• PROBLEM DETAILS:
Copy all records verbatim.

──────── DATA SECTION

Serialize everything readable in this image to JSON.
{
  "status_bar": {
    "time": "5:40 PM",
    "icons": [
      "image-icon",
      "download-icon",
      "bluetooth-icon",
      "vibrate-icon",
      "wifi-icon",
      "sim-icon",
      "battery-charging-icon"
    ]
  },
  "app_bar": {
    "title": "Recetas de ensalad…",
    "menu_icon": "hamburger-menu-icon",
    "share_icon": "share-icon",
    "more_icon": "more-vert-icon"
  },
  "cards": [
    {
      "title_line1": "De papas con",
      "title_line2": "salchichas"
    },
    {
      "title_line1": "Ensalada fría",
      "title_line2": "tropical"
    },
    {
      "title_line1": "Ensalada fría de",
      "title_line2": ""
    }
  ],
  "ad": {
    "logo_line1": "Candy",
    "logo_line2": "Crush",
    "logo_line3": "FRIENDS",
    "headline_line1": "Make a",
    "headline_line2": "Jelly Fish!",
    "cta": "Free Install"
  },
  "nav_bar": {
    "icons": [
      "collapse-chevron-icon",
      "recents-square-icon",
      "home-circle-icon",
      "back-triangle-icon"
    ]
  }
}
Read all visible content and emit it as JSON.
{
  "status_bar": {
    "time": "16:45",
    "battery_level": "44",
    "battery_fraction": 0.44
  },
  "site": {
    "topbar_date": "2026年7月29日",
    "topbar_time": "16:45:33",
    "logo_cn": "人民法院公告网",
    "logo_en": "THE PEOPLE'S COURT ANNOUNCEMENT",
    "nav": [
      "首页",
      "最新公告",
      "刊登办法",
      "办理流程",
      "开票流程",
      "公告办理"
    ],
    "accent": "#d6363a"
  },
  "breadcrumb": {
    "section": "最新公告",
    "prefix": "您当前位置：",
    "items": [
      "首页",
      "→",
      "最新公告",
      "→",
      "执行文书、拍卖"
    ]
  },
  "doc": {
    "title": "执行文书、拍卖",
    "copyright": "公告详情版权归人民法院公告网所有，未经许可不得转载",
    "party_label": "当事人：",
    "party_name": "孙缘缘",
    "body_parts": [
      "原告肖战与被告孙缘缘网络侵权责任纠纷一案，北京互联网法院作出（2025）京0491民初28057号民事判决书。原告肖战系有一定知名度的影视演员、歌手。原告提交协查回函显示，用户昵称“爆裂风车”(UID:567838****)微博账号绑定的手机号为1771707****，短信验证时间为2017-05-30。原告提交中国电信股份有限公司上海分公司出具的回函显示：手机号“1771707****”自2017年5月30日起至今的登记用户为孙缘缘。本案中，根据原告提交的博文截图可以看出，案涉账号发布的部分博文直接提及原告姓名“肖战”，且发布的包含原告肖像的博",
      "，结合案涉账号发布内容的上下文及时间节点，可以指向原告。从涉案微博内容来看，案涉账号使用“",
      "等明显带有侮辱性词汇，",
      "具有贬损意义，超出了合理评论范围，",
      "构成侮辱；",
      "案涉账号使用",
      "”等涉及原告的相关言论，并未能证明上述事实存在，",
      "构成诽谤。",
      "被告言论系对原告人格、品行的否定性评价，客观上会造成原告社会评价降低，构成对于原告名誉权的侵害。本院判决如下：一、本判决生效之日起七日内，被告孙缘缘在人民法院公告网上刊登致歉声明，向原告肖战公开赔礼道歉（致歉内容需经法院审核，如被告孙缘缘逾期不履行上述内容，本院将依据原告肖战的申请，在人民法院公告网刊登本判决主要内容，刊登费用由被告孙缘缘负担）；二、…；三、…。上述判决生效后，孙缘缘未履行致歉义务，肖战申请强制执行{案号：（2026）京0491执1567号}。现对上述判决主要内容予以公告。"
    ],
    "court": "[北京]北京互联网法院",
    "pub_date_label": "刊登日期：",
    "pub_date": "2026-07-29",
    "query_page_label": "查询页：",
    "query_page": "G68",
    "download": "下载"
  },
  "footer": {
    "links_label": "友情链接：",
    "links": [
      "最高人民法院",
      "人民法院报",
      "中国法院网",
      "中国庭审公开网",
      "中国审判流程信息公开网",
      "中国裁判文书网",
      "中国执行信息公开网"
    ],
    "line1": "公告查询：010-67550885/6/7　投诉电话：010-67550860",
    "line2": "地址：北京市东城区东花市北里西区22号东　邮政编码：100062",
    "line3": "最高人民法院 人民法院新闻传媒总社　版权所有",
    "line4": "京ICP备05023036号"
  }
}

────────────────

• PROBLEM SOLUTION:
Serialize everything readable in this image to JSON.
{
  "status_bar": {
    "time": "5:40 PM",
    "icons": [
      "image-icon",
      "download-icon",
      "bluetooth-icon",
      "vibrate-icon",
      "wifi-icon",
      "sim-icon",
      "battery-charging-icon"
    ]
  },
  "app_bar": {
    "title": "Recetas de ensalad…",
    "menu_icon": "hamburger-menu-icon",
    "share_icon": "share-icon",
    "more_icon": "more-vert-icon"
  },
  "cards": [
    {
      "title_line1": "De papas con",
      "title_line2": "salchichas"
    },
    {
      "title_line1": "Ensalada fría",
      "title_line2": "tropical"
    },
    {
      "title_line1": "Ensalada fría de",
      "title_line2": ""
    }
  ],
  "ad": {
    "logo_line1": "Candy",
    "logo_line2": "Crush",
    "logo_line3": "FRIENDS",
    "headline_line1": "Make a",
    "headline_line2": "Jelly Fish!",
    "cta": "Free Install"
  },
  "nav_bar": {
    "icons": [
      "collapse-chevron-icon",
      "recents-square-icon",
      "home-circle-icon",
      "back-triangle-icon"
    ]
  }
}
Read all visible content and emit it as JSON.
{
  "status_bar": {
    "time": "16:45",
    "battery_level": "44",
    "battery_fraction": 0.44
  },
  "site": {
    "topbar_date": "2026年7月29日",
    "topbar_time": "16:45:33",
    "logo_cn": "人民法院公告网",
    "logo_en": "THE PEOPLE'S COURT ANNOUNCEMENT",
    "nav": [
      "首页",
      "最新公告",
      "刊登办法",
      "办理流程",
      "开票流程",
      "公告办理"
    ],
    "accent": "#d6363a"
  },
  "breadcrumb": {
    "section": "最新公告",
    "prefix": "您当前位置：",
    "items": [
      "首页",
      "→",
      "最新公告",
      "→",
      "执行文书、拍卖"
    ]
  },
  "doc": {
    "title": "执行文书、拍卖",
    "copyright": "公告详情版权归人民法院公告网所有，未经许可不得转载",
    "party_label": "当事人：",
    "party_name": "孙缘缘",
    "body_parts": [
      "原告肖战与被告孙缘缘网络侵权责任纠纷一案，北京互联网法院作出（2025）京0491民初28057号民事判决书。原告肖战系有一定知名度的影视演员、歌手。原告提交协查回函显示，用户昵称“爆裂风车”(UID:567838****)微博账号绑定的手机号为1771707****，短信验证时间为2017-05-30。原告提交中国电信股份有限公司上海分公司出具的回函显示：手机号“1771707****”自2017年5月30日起至今的登记用户为孙缘缘。本案中，根据原告提交的博文截图可以看出，案涉账号发布的部分博文直接提及原告姓名“肖战”，且发布的包含原告肖像的博",
      "，结合案涉账号发布内容的上下文及时间节点，可以指向原告。从涉案微博内容来看，案涉账号使用“",
      "等明显带有侮辱性词汇，",
      "具有贬损意义，超出了合理评论范围，",
      "构成侮辱；",
      "案涉账号使用",
      "”等涉及原告的相关言论，并未能证明上述事实存在，",
      "构成诽谤。",
      "被告言论系对原告人格、品行的否定性评价，客观上会造成原告社会评价降低，构成对于原告名誉权的侵害。本院判决如下：一、本判决生效之日起七日内，被告孙缘缘在人民法院公告网上刊登致歉声明，向原告肖战公开赔礼道歉（致歉内容需经法院审核，如被告孙缘缘逾期不履行上述内容，本院将依据原告肖战的申请，在人民法院公告网刊登本判决主要内容，刊登费用由被告孙缘缘负担）；二、…；三、…。上述判决生效后，孙缘缘未履行致歉义务，肖战申请强制执行{案号：（2026）京0491执1567号}。现对上述判决主要内容予以公告。"
    ],
    "court": "[北京]北京互联网法院",
    "pub_date_label": "刊登日期：",
    "pub_date": "2026-07-29",
    "query_page_label": "查询页：",
    "query_page": "G68",
    "download": "下载"
  },
  "footer": {
    "links_label": "友情链接：",
    "links": [
      "最高人民法院",
      "人民法院报",
      "中国法院网",
      "中国庭审公开网",
      "中国审判流程信息公开网",
      "中国裁判文书网",
      "中国执行信息公开网"
    ],
    "line1": "公告查询：010-67550885/6/7　投诉电话：010-67550860",
    "line2": "地址：北京市东城区东花市北里西区22号东　邮政编码：100062",
    "line3": "最高人民法院 人民法院新闻传媒总社　版权所有",
    "line4": "京ICP备05023036号"
  }
}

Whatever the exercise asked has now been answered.